    Very interesting memoirs of an eyewitness, an Arab patriarch of Antioch from the country that is now called Syria, were recorded in his dream - the priest Paul. Both were in Moscow at that time. An interesting attitude was towards the captive "specialists" brought to Moscow. They decided whether to baptize them according to the Orthodox rite or not. As a result, it was decided not to baptize Catholics, but Protestants and Jews, if they want to live more or less freely, should be baptized.
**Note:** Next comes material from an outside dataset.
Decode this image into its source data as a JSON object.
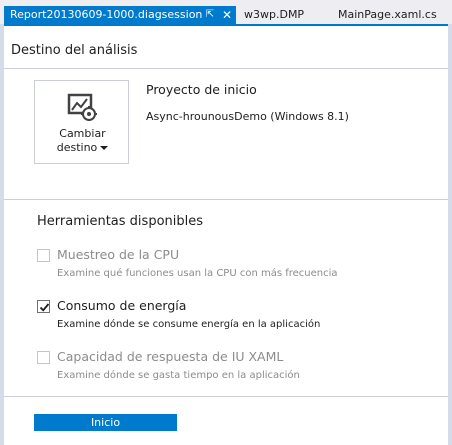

The patriarch, himself an Arab by birth and serving in a Muslim country, was amazed at the fact that he faced on the streets of Moscow at that time - local Muslims, quite calmly, turned to Orthodox priests for a blessing, not considering this fact as some kind of apostasy.
  2. parusnik
    parusnik April 7 2014 11: 30
    In a number of cities, like Mogilev, residents retained their former rights and privileges ... So it was .. The Moscow state did not impose its laws, way of life .. And now the Russian occupiers are ... ridiculous ..
  3. The comment was deleted.
  4. ispaniard
    ispaniard April 7 2014 14: 23
    The Poles have a proverb: - ​​"If you sit on the banks of the Vistula for a long time, sooner or later you will be pushed into it by a German or a Russian" ... Unfortunately Psheks, although Slavs, are like a nation that is the most Russophobic, not only in Europe but also in The world ... For this "Love" to Russia, Poland more than once received what it deserves from the "Eastern sister", but apparently Polyakov teaches little about history ... PS I am Nizhegorodets and I am proud to be a fellow countryman of Minin and Pozharsky already, these two Russian surnames make the Pshekovs "go by themselves" ...
  5. bbss
    bbss April 8 2014 03: 10
    Poland thinks it hangs on the cross ... She is wrong. Poland a rug in front of the door of Russia and feet wiping against it coming to us or we when we go on a visit to Europe ...